→ **Exercise**: Repeat each entry in the data, exactly.

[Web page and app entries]
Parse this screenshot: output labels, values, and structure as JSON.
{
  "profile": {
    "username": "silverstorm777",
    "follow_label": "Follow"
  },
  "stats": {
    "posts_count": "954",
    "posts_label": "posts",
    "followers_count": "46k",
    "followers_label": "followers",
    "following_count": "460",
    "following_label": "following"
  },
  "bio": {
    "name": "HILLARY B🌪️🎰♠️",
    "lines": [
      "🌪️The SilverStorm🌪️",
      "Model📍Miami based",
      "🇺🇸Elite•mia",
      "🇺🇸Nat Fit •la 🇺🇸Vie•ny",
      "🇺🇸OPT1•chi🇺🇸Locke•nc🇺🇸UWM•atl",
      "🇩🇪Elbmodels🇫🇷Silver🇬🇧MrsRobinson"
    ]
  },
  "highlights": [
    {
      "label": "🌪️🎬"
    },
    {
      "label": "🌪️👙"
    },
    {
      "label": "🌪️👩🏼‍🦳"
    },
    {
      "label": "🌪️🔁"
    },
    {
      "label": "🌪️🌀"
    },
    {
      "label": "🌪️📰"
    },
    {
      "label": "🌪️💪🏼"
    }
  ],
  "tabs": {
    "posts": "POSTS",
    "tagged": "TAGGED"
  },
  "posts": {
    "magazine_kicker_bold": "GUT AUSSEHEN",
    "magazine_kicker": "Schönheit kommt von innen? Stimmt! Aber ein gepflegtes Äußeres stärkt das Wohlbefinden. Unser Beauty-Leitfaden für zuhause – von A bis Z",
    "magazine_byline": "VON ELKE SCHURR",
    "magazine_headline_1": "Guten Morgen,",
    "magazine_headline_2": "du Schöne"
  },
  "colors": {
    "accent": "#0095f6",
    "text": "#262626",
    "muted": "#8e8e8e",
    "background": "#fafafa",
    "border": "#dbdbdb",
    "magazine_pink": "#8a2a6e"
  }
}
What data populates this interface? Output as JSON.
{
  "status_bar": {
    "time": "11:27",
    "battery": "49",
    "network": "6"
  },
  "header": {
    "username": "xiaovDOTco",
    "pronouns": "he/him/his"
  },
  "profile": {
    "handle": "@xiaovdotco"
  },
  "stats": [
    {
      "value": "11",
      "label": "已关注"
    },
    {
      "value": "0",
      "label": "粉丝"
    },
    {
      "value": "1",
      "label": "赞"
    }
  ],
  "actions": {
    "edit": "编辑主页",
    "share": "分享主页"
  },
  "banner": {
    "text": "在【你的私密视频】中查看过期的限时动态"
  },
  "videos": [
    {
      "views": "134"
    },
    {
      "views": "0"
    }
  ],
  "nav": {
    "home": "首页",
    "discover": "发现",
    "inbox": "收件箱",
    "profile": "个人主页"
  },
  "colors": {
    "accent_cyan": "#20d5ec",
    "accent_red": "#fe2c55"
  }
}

→ **Solution for this exercise**:
Parse this screenshot: output labels, values, and structure as JSON.
{
  "profile": {
    "username": "silverstorm777",
    "follow_label": "Follow"
  },
  "stats": {
    "posts_count": "954",
    "posts_label": "posts",
    "followers_count": "46k",
    "followers_label": "followers",
    "following_count": "460",
    "following_label": "following"
  },
  "bio": {
    "name": "HILLARY B🌪️🎰♠️",
    "lines": [
      "🌪️The SilverStorm🌪️",
      "Model📍Miami based",
      "🇺🇸Elite•mia",
      "🇺🇸Nat Fit •la 🇺🇸Vie•ny",
      "🇺🇸OPT1•chi🇺🇸Locke•nc🇺🇸UWM•atl",
      "🇩🇪Elbmodels🇫🇷Silver🇬🇧MrsRobinson"
    ]
  },
  "highlights": [
    {
      "label": "🌪️🎬"
    },
    {
      "label": "🌪️👙"
    },
    {
      "label": "🌪️👩🏼‍🦳"
    },
    {
      "label": "🌪️🔁"
    },
    {
      "label": "🌪️🌀"
    },
    {
      "label": "🌪️📰"
    },
    {
      "label": "🌪️💪🏼"
    }
  ],
  "tabs": {
    "posts": "POSTS",
    "tagged": "TAGGED"
  },
  "posts": {
    "magazine_kicker_bold": "GUT AUSSEHEN",
    "magazine_kicker": "Schönheit kommt von innen? Stimmt! Aber ein gepflegtes Äußeres stärkt das Wohlbefinden. Unser Beauty-Leitfaden für zuhause – von A bis Z",
    "magazine_byline": "VON ELKE SCHURR",
    "magazine_headline_1": "Guten Morgen,",
    "magazine_headline_2": "du Schöne"
  },
  "colors": {
    "accent": "#0095f6",
    "text": "#262626",
    "muted": "#8e8e8e",
    "background": "#fafafa",
    "border": "#dbdbdb",
    "magazine_pink": "#8a2a6e"
  }
}
What data populates this interface? Output as JSON.
{
  "status_bar": {
    "time": "11:27",
    "battery": "49",
    "network": "6"
  },
  "header": {
    "username": "xiaovDOTco",
    "pronouns": "he/him/his"
  },
  "profile": {
    "handle": "@xiaovdotco"
  },
  "stats": [
    {
      "value": "11",
      "label": "已关注"
    },
    {
      "value": "0",
      "label": "粉丝"
    },
    {
      "value": "1",
      "label": "赞"
    }
  ],
  "actions": {
    "edit": "编辑主页",
    "share": "分享主页"
  },
  "banner": {
    "text": "在【你的私密视频】中查看过期的限时动态"
  },
  "videos": [
    {
      "views": "134"
    },
    {
      "views": "0"
    }
  ],
  "nav": {
    "home": "首页",
    "discover": "发现",
    "inbox": "收件箱",
    "profile": "个人主页"
  },
  "colors": {
    "accent_cyan": "#20d5ec",
    "accent_red": "#fe2c55"
  }
}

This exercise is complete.